Baker SE, Cain R, van Kesteren F, Zommers ZA, d’Cruze NC & Macdonald DW (2013) Rough trade; animal welfare in the global wildlife trade. BioScience, 63(12), 928-938.
Baker SE, Ellwood SA, Slater D, Watkins R & Macdonald DW (2008) Learned food aversion plus odor cue protects crop from mammalian wildlife foraging. Journal of Wildlife Management, 72, 785-791.
Baker SE, Ellwood SA, Tagarielli VL & Macdonald DW (2012) Mechanical Performance of Rat, Mouse and Mole Spring Traps, and Possible Implications for Welfare Performance. PLoS ONE, 7(6), e39334. doi:10.1371/journal.pone.0039334.
Baker SE, Ellwood SA, Watkins RW & Macdonald DW (2005a) A dose-response trial with ziram-treated maize and free-ranging European Badgers Meles meles. Applied Animal Behaviour Science, 93, 309-321.
Baker SE, Ellwood SA, Watkins RW & Macdonald DW (2005b) Non-lethal control of wildlife: using chemical repellents as feeding deterrents for the European badger. Journal of Applied Ecology, 42, 921-931.
Baker SE, Johnson PJ, Slater D, Watkins R & Macdonald DW (2007b) Learned food aversion with and without an odour cue for protecting untreated baits from wild mammal foraging. In Conservation Enrichment and Animal Behaviour; Applied Animal Behaviour Science, special edition, R Swaisgood, ed, pp. 410-428.
Baker SE & Macdonald DW (1999) Non-lethal predator control: exploring the options. In Advances in Vertebrate Pest Management, DP Cowan & CJ Feare, eds, Filander Verlag, Furth, pp. 251-266.
Baker SE & Macdonald DW (2000) Foxes and foxhunting in Wiltshire; a case study. Journal of Rural Studies, 16, 185-201.
Baker SE, Singleton G & Smith RH (2007a) The nature of the beast: using biological processes in vertebrate pest management. In Key Topics in Conservation Biology, DW Macdonald & K Service, eds, Blackwell Scientific, Oxford, pp. 173-185.
Bush ER, Baker SE & Macdonald DW (2014) Global trade in exotic pets 2006-2012. Conservation Biology. Available via early view.
Cox R, Baker S, Macdonald DW & Berdoy M (2004) Protecting egg prey from Carrion Crows: the potential of aversive conditioning. Applied Animal Behaviour Science, 87, 325-342.
Macdonald DW & Baker SE (2004) Non-lethal control of fox predation: the potential of generalised aversion.

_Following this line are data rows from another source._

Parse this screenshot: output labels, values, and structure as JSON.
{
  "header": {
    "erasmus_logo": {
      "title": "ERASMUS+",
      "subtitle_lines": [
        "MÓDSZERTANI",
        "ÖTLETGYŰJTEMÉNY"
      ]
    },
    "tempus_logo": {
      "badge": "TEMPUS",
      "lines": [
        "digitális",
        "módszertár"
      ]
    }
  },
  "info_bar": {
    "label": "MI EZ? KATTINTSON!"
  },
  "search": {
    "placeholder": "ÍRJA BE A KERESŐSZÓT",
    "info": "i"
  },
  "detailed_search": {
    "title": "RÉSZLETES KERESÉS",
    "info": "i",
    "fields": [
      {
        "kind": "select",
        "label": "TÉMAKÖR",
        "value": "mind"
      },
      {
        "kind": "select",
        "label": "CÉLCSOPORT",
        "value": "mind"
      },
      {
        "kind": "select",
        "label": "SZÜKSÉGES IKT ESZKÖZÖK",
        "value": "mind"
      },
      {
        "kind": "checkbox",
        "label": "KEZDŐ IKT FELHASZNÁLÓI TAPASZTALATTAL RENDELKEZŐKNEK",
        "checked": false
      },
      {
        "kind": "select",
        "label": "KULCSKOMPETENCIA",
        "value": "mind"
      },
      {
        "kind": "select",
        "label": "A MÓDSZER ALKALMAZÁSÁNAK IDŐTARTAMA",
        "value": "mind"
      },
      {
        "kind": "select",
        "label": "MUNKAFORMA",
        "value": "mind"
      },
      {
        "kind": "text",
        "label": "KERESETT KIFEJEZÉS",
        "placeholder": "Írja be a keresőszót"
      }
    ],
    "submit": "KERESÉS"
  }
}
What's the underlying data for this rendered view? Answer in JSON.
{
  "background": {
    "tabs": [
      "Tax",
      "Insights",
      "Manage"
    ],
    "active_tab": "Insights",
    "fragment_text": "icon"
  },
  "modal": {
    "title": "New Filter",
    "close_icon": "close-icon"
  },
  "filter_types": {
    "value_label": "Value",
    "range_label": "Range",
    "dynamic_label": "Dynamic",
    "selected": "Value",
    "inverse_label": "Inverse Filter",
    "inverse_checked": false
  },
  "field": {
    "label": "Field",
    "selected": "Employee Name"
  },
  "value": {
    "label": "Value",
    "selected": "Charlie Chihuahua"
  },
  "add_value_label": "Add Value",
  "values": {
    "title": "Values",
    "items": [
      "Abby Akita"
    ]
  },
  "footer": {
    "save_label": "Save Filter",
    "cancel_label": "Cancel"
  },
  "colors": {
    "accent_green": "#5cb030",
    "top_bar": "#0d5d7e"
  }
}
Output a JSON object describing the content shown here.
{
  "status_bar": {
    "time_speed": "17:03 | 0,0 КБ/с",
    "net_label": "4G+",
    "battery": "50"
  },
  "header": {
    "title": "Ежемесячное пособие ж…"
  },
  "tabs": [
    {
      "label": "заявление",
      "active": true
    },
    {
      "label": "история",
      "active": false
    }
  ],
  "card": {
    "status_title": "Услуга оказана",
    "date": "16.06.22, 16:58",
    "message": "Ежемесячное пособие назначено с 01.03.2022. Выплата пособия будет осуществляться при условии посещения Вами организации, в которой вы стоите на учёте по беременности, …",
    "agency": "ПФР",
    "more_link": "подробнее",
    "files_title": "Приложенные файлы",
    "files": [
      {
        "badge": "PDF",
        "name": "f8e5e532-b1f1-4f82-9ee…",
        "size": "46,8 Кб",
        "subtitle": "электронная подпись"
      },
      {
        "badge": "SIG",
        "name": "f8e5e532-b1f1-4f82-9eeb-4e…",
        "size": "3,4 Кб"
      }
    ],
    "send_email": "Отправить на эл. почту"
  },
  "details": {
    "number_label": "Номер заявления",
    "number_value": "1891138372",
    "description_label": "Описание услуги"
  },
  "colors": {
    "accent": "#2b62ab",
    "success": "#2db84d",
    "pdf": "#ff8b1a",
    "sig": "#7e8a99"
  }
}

Animal Welfare, 13, 77-85.
Prescott MN, Berdoy M & Macdonald DW (1997) Protecting egg prey from magpies (Pica pica): the potential of aversive conditioning. A report for the RSPB, WildCRU, Department of Zoology and Veterinary Services, University of Oxford, Bedfordshire, UK.